Web page and app entries
--- START ---

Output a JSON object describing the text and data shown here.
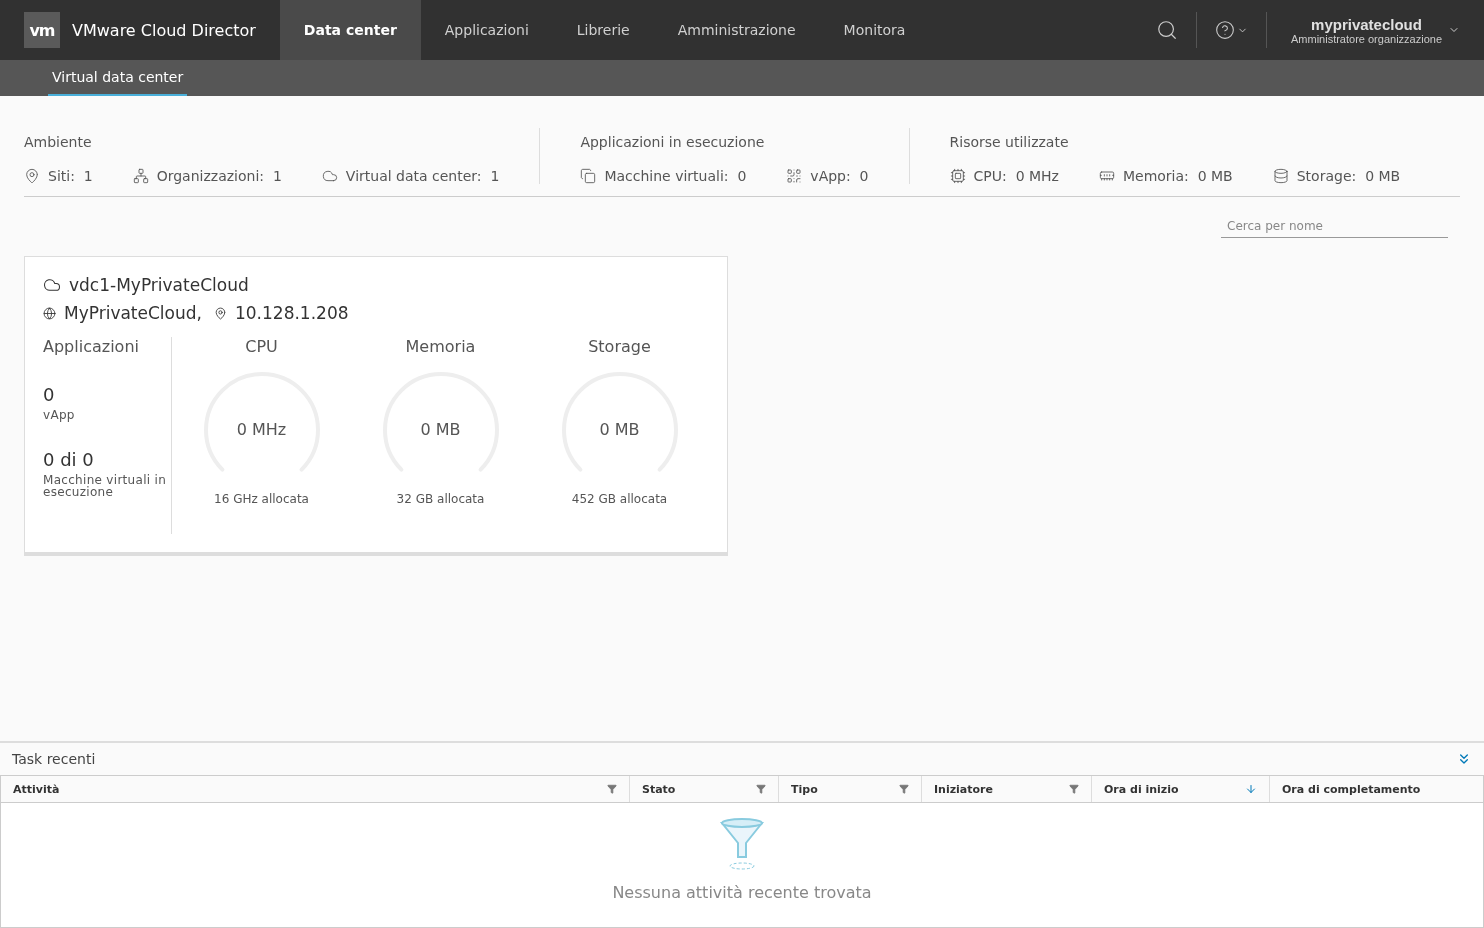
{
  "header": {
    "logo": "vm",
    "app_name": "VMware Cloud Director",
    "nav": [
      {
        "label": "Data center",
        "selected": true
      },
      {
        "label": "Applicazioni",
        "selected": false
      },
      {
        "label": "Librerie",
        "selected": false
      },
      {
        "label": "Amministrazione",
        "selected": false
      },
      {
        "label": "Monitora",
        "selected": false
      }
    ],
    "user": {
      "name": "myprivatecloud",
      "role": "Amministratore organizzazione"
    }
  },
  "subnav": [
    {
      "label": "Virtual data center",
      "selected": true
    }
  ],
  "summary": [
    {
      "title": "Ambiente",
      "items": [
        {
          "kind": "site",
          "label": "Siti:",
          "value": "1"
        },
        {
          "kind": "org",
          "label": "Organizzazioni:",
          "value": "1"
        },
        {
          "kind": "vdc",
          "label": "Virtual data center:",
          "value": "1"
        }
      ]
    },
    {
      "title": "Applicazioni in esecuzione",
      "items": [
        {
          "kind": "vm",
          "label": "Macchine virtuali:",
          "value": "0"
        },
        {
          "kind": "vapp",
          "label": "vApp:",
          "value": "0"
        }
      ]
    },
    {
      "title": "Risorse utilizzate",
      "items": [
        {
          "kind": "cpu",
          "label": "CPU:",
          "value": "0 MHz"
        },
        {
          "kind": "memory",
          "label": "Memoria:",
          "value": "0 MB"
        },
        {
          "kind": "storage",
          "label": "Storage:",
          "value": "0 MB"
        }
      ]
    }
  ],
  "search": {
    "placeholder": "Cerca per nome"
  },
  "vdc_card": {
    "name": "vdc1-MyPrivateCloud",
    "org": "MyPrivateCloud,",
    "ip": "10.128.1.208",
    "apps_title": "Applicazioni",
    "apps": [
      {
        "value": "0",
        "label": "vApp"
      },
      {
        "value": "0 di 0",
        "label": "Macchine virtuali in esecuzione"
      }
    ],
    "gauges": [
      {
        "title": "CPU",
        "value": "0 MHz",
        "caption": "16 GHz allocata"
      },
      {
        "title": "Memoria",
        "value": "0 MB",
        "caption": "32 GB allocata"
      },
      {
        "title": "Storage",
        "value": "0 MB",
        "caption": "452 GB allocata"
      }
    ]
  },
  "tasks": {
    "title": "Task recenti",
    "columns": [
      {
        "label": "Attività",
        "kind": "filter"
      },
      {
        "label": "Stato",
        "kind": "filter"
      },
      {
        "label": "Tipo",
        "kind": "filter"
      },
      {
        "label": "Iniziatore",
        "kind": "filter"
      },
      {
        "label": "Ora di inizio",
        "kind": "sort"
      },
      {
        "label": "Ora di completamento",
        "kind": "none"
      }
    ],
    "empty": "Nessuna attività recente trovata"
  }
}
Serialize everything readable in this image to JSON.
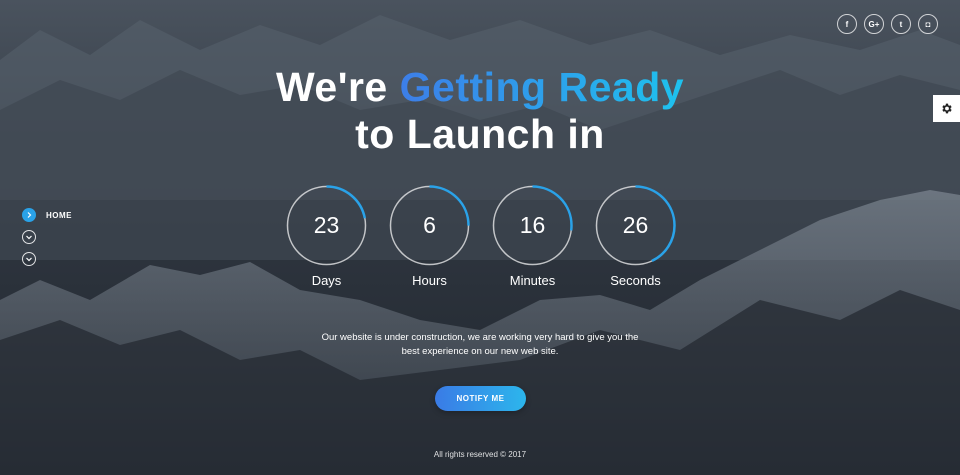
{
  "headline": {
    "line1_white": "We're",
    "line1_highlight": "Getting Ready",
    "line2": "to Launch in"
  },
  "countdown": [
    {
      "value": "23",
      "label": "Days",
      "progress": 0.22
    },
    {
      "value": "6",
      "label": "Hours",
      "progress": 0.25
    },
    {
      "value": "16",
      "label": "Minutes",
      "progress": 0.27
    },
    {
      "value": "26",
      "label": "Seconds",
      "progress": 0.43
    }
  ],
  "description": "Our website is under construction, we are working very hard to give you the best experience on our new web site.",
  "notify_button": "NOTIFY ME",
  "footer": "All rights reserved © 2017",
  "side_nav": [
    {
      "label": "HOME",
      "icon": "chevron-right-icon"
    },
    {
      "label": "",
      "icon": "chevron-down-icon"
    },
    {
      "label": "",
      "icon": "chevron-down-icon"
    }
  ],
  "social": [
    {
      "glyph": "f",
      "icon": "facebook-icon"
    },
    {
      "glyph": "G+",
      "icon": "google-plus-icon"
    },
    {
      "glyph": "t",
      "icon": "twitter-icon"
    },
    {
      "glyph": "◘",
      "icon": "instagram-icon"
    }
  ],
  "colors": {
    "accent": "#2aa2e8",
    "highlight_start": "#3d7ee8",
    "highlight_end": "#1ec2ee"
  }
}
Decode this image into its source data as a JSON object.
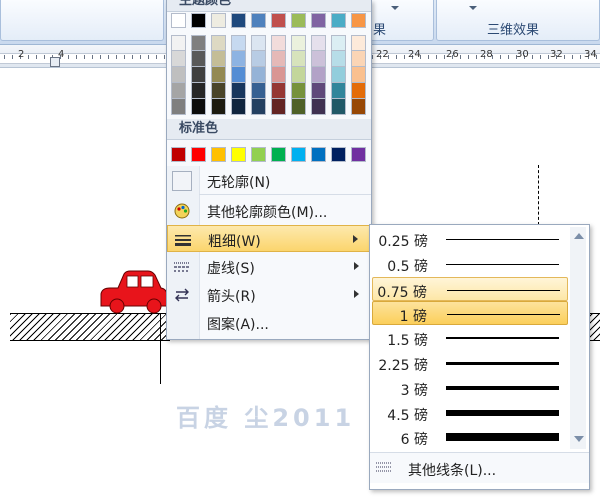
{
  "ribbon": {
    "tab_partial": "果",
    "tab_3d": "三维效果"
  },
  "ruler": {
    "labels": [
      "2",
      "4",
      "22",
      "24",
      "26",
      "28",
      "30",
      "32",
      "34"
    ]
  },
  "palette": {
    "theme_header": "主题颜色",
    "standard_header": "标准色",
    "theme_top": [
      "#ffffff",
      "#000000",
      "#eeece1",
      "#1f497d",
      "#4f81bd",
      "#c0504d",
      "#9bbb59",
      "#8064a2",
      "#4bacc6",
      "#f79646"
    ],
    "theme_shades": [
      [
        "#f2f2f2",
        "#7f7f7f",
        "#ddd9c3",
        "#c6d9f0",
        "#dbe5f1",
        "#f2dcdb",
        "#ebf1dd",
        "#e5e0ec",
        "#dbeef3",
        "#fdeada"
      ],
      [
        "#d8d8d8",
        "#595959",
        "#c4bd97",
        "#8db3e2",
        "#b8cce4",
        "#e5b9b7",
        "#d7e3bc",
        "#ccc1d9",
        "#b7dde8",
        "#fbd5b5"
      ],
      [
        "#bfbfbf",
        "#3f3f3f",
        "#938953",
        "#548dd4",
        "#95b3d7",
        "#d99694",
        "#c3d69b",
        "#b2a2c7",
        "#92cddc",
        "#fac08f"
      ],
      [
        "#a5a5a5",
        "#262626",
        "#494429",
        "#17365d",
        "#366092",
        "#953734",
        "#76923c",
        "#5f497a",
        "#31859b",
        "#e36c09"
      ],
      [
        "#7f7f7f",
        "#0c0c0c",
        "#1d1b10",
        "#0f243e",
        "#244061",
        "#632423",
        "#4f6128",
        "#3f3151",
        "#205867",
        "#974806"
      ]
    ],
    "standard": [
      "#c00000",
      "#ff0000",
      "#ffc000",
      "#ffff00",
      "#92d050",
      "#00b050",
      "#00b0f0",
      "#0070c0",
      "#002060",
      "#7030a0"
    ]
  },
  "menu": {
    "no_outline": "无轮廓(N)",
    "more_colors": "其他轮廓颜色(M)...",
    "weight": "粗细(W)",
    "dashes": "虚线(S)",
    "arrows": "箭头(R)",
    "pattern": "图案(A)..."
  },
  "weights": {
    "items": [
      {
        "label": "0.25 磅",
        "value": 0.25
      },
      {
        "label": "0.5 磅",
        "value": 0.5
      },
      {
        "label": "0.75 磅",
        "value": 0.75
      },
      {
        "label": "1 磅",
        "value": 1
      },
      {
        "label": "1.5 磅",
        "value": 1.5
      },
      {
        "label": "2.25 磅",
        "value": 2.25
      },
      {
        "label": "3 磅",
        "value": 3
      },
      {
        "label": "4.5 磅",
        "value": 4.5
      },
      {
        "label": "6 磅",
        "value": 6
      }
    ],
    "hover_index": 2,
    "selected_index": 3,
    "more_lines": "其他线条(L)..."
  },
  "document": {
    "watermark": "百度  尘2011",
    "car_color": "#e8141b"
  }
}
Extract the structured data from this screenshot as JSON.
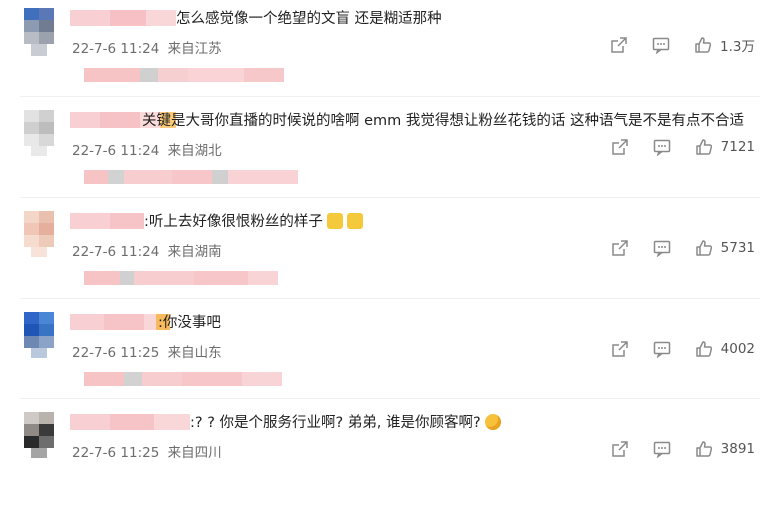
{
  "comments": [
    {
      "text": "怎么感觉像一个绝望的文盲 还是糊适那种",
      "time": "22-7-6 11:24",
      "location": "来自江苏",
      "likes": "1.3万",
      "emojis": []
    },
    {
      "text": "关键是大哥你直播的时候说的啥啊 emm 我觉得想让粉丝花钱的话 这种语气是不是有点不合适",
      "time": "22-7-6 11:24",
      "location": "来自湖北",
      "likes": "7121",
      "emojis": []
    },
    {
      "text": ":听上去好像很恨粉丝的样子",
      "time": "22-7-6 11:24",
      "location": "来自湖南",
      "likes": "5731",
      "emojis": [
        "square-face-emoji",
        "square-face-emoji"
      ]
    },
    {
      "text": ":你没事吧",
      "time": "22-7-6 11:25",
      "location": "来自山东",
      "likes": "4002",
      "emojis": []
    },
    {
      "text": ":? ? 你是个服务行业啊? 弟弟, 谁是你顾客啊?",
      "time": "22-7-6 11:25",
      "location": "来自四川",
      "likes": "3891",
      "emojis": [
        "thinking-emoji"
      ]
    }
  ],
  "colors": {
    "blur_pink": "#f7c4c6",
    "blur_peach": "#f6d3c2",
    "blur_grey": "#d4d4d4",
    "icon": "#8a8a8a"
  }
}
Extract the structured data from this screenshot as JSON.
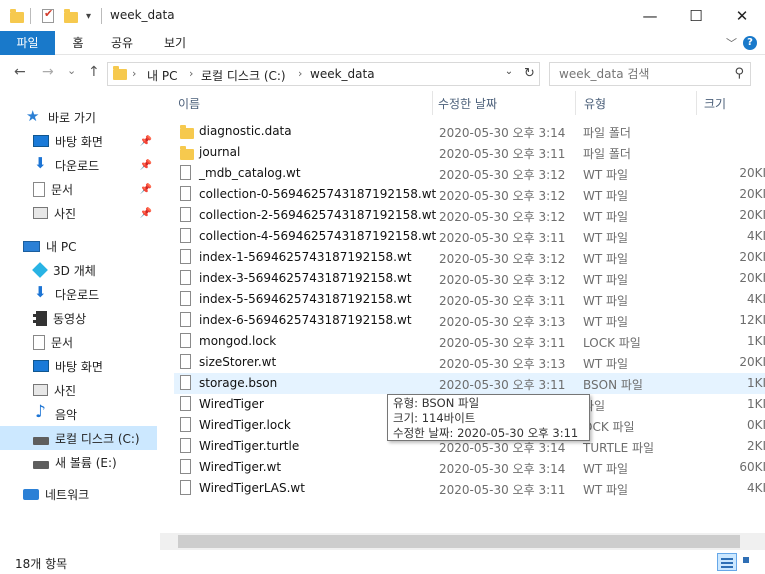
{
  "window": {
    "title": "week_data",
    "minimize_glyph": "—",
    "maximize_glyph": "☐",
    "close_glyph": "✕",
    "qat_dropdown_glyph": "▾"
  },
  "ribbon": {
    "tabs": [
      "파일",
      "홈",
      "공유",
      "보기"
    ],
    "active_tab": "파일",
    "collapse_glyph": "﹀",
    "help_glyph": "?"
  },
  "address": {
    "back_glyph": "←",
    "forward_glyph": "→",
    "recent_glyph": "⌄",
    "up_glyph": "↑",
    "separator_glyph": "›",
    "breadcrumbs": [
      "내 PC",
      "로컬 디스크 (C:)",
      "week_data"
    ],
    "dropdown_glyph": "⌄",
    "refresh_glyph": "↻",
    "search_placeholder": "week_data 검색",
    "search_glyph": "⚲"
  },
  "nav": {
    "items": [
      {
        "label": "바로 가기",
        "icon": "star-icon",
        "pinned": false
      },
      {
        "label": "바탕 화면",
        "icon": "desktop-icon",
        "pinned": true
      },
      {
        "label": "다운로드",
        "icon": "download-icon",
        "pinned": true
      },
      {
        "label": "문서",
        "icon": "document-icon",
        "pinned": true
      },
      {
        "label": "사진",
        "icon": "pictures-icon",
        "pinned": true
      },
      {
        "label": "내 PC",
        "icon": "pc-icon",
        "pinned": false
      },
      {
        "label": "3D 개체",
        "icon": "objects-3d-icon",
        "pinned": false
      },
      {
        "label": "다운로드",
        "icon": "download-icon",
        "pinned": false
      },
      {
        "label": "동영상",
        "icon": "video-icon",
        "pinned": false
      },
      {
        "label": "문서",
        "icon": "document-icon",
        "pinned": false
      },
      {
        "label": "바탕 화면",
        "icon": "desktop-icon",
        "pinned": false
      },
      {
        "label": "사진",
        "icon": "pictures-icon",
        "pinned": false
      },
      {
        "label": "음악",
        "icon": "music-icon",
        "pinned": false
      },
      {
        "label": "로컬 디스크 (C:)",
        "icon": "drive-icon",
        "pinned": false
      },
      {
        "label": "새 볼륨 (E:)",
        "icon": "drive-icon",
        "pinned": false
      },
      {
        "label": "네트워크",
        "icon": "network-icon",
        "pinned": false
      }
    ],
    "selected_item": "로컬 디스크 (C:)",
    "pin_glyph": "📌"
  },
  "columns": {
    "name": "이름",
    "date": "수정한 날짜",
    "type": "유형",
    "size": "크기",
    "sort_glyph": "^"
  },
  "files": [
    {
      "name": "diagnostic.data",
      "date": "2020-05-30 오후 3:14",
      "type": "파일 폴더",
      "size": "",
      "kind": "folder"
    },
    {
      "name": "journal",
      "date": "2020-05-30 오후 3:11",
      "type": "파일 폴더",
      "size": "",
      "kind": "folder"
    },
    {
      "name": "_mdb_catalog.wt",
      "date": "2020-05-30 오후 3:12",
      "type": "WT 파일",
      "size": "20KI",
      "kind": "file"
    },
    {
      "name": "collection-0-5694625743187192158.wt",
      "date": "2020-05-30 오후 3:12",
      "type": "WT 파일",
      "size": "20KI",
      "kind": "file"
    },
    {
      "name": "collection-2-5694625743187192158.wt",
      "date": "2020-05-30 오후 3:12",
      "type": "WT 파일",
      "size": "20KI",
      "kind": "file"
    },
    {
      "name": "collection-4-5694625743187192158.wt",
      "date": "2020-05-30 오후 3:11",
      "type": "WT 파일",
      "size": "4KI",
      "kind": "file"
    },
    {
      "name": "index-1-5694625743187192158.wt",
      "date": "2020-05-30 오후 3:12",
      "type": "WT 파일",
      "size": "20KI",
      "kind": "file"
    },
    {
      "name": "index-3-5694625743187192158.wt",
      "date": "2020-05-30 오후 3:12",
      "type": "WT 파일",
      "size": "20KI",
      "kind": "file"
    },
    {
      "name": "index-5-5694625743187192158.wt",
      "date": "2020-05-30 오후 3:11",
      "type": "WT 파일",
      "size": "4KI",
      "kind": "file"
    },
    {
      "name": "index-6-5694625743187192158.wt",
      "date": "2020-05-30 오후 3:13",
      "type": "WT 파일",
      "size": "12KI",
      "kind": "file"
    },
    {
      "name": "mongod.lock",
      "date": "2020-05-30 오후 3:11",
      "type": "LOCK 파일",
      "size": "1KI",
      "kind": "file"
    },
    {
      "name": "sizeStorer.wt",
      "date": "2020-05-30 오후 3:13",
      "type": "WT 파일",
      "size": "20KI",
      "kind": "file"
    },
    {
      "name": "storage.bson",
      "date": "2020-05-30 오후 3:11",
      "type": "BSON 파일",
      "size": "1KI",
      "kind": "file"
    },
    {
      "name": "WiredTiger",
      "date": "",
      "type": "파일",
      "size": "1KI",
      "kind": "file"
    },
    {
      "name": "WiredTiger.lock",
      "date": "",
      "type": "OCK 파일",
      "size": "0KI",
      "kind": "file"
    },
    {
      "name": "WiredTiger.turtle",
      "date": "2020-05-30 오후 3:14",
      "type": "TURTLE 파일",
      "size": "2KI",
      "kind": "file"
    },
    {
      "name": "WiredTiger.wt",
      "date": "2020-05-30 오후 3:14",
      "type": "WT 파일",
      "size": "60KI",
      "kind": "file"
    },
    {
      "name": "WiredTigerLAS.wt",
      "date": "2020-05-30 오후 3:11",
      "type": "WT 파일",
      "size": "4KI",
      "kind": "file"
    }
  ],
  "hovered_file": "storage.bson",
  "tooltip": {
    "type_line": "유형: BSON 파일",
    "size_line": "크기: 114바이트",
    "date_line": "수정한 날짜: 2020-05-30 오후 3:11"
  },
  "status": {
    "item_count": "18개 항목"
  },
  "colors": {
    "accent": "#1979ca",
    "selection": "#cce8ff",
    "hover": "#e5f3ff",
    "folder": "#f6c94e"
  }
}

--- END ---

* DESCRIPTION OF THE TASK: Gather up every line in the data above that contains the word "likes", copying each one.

* OUTPUT BELOW:
      "likes": "1.3万",
      "likes": "7121",
      "likes": "5731",
      "likes": "4002",
      "likes": "3891",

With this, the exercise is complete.